'Limited funding'

Park commissioner Gwen Giesbrecht questioned staff at Monday’s meeting on how the centres had fallen in to such disrepair to the point they need to be replaced. The average age of the city’s 27 community centres is 46.

Senior planner Leila Todd’s response: “I can only guess based on recent experience that limited funding is one component. Capital maintenance is quite expensive. These buildings, as we mentioned earlier, are decades old and my understanding is that any minor work kind of snowballs into much larger work and ends up being very expensive.”

Giesbrecht successfully added an amendment before the board passed the community centre renewal strategy: To have the City of Vancouver call on the provincial government for legislative changes that would allow funds raised through development cost levies and community amenity contributions to be used to build new centres.

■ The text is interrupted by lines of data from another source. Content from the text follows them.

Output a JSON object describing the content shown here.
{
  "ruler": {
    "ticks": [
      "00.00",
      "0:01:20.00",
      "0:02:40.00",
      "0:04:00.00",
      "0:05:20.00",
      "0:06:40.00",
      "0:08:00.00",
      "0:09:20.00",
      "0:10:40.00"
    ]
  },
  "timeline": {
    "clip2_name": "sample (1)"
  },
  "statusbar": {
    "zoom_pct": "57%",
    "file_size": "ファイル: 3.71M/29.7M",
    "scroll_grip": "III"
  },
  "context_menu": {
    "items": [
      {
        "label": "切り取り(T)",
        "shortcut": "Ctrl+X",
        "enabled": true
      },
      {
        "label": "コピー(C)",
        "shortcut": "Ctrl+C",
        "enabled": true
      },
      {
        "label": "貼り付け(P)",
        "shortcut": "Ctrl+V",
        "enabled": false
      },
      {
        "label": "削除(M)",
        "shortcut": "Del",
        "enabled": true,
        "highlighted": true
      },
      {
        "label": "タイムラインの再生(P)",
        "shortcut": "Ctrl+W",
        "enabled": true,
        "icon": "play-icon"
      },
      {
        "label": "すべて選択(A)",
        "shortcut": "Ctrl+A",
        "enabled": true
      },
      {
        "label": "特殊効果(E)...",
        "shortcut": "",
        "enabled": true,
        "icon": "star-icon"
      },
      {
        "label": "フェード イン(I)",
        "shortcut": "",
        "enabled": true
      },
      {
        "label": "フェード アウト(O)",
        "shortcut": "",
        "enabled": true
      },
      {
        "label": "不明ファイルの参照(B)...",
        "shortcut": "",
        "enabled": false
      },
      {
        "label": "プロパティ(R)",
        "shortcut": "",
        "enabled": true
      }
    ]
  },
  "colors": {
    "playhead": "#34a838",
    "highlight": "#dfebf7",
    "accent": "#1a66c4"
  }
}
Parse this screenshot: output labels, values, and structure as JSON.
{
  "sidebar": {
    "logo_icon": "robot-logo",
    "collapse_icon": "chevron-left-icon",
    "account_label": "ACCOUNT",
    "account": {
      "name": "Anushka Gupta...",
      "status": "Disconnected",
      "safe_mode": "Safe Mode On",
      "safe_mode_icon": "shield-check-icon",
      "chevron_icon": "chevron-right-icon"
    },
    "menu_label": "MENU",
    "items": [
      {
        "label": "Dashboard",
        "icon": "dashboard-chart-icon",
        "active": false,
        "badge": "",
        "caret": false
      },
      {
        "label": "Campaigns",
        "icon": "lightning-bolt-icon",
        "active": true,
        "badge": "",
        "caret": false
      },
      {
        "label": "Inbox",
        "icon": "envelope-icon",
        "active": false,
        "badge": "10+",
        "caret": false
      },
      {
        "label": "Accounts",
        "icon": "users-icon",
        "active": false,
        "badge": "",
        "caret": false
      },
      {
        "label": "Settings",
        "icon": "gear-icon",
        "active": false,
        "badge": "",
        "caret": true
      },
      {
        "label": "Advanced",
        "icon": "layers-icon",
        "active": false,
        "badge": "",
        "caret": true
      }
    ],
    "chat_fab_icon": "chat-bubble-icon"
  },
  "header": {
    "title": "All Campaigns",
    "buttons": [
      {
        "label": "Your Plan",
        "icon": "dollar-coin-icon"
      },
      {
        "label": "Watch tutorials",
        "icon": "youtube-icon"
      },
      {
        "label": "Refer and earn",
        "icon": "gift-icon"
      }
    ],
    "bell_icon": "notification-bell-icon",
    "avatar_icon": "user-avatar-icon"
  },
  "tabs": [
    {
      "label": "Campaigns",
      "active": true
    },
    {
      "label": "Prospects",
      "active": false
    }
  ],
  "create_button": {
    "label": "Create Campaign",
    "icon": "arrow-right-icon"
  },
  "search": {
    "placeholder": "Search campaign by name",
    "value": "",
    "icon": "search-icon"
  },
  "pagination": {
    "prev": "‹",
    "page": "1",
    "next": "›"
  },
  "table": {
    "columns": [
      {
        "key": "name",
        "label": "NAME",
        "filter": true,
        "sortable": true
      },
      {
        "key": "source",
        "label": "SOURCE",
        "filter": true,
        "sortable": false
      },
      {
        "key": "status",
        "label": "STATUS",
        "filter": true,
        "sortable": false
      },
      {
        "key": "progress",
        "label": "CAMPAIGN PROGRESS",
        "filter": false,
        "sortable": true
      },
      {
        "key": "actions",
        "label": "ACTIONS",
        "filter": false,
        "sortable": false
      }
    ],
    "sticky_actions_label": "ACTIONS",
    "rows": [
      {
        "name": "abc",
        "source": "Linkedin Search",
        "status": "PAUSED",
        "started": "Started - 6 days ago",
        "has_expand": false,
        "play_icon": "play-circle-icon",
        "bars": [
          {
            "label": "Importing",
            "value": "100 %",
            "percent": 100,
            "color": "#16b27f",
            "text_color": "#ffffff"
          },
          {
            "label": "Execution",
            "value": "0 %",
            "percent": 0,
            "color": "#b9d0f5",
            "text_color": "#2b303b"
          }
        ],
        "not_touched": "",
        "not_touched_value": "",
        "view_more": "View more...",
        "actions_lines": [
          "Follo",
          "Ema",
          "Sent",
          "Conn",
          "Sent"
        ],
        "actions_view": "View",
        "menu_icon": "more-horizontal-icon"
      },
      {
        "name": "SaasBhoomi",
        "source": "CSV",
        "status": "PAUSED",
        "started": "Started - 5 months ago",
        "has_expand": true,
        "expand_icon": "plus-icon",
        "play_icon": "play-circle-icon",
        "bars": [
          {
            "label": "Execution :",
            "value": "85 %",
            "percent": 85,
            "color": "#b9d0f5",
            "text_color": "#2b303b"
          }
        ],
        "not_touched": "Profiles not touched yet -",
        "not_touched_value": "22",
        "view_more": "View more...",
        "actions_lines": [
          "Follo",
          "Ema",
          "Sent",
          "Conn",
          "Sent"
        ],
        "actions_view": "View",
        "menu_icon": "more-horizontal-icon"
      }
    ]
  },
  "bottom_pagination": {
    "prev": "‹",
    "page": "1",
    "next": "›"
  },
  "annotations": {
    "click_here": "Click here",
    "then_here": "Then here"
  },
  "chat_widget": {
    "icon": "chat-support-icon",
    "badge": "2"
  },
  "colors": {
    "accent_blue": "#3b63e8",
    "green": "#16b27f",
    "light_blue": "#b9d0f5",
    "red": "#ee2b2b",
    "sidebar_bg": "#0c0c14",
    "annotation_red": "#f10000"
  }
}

“They simply need to be renewed, they need to keep pace with the increased density in those neighborhoods,” she said. “Looking at different ways to raise some extra funding toward that process and hopefully accelerate it, is a good consideration at this time.”

Park commissioner John Coupar questioned how Dunbar community centre ranked 11th on the list. He pointed out the centre was built in 1956.

Based on staff’s estimation that it would take 30 years to replace all 11 centres, Coupar wondered whether the Dunbar centre would still be standing when it was its turn for replacement.

“That concerns me deeply,” he said, noting Kerrisdale community centre was also built in the 1950s and ranked eighth on the list. “I feel like age should have been more heavily weighted in this criteria.”

mhowell@glaciermedia.ca

@Howellings